Reproduce each entry below exactly as it appears.

* Component data from apps and pages
════════════════════

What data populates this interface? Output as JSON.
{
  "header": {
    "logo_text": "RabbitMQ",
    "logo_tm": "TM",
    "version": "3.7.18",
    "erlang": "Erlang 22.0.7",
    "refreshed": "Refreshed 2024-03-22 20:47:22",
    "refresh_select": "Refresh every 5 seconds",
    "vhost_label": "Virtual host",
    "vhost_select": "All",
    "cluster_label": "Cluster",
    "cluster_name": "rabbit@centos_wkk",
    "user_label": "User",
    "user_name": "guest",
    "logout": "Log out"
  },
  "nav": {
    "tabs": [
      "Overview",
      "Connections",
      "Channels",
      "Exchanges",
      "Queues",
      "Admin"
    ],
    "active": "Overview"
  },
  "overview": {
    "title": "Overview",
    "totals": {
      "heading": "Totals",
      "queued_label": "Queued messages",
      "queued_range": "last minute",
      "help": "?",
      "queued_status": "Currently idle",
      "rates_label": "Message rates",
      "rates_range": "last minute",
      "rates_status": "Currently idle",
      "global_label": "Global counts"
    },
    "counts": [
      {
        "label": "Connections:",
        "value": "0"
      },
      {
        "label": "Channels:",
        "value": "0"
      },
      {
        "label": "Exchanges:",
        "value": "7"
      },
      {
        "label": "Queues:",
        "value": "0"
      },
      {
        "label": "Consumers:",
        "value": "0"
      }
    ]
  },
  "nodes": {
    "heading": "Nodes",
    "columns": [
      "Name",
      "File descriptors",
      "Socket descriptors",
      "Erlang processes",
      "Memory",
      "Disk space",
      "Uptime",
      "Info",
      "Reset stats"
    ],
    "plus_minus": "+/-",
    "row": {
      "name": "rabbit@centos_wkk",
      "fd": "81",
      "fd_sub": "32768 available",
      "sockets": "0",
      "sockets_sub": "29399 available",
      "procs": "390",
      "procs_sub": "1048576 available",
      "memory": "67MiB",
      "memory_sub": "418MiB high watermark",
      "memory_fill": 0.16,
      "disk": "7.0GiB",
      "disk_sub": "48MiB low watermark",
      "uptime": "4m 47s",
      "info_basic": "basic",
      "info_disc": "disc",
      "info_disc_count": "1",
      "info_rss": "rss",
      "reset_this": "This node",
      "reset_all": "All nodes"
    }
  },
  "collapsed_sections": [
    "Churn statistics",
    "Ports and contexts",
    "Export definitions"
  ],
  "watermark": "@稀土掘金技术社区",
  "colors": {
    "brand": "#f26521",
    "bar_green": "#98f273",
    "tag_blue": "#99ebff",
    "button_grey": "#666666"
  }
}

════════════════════

* SOLUTION TO THE PROBLEM
What data populates this interface? Output as JSON.
{
  "header": {
    "logo_text": "RabbitMQ",
    "logo_tm": "TM",
    "version": "3.7.18",
    "erlang": "Erlang 22.0.7",
    "refreshed": "Refreshed 2024-03-22 20:47:22",
    "refresh_select": "Refresh every 5 seconds",
    "vhost_label": "Virtual host",
    "vhost_select": "All",
    "cluster_label": "Cluster",
    "cluster_name": "rabbit@centos_wkk",
    "user_label": "User",
    "user_name": "guest",
    "logout": "Log out"
  },
  "nav": {
    "tabs": [
      "Overview",
      "Connections",
      "Channels",
      "Exchanges",
      "Queues",
      "Admin"
    ],
    "active": "Overview"
  },
  "overview": {
    "title": "Overview",
    "totals": {
      "heading": "Totals",
      "queued_label": "Queued messages",
      "queued_range": "last minute",
      "help": "?",
      "queued_status": "Currently idle",
      "rates_label": "Message rates",
      "rates_range": "last minute",
      "rates_status": "Currently idle",
      "global_label": "Global counts"
    },
    "counts": [
      {
        "label": "Connections:",
        "value": "0"
      },
      {
        "label": "Channels:",
        "value": "0"
      },
      {
        "label": "Exchanges:",
        "value": "7"
      },
      {
        "label": "Queues:",
        "value": "0"
      },
      {
        "label": "Consumers:",
        "value": "0"
      }
    ]
  },
  "nodes": {
    "heading": "Nodes",
    "columns": [
      "Name",
      "File descriptors",
      "Socket descriptors",
      "Erlang processes",
      "Memory",
      "Disk space",
      "Uptime",
      "Info",
      "Reset stats"
    ],
    "plus_minus": "+/-",
    "row": {
      "name": "rabbit@centos_wkk",
      "fd": "81",
      "fd_sub": "32768 available",
      "sockets": "0",
      "sockets_sub": "29399 available",
      "procs": "390",
      "procs_sub": "1048576 available",
      "memory": "67MiB",
      "memory_sub": "418MiB high watermark",
      "memory_fill": 0.16,
      "disk": "7.0GiB",
      "disk_sub": "48MiB low watermark",
      "uptime": "4m 47s",
      "info_basic": "basic",
      "info_disc": "disc",
      "info_disc_count": "1",
      "info_rss": "rss",
      "reset_this": "This node",
      "reset_all": "All nodes"
    }
  },
  "collapsed_sections": [
    "Churn statistics",
    "Ports and contexts",
    "Export definitions"
  ],
  "watermark": "@稀土掘金技术社区",
  "colors": {
    "brand": "#f26521",
    "bar_green": "#98f273",
    "tag_blue": "#99ebff",
    "button_grey": "#666666"
  }
}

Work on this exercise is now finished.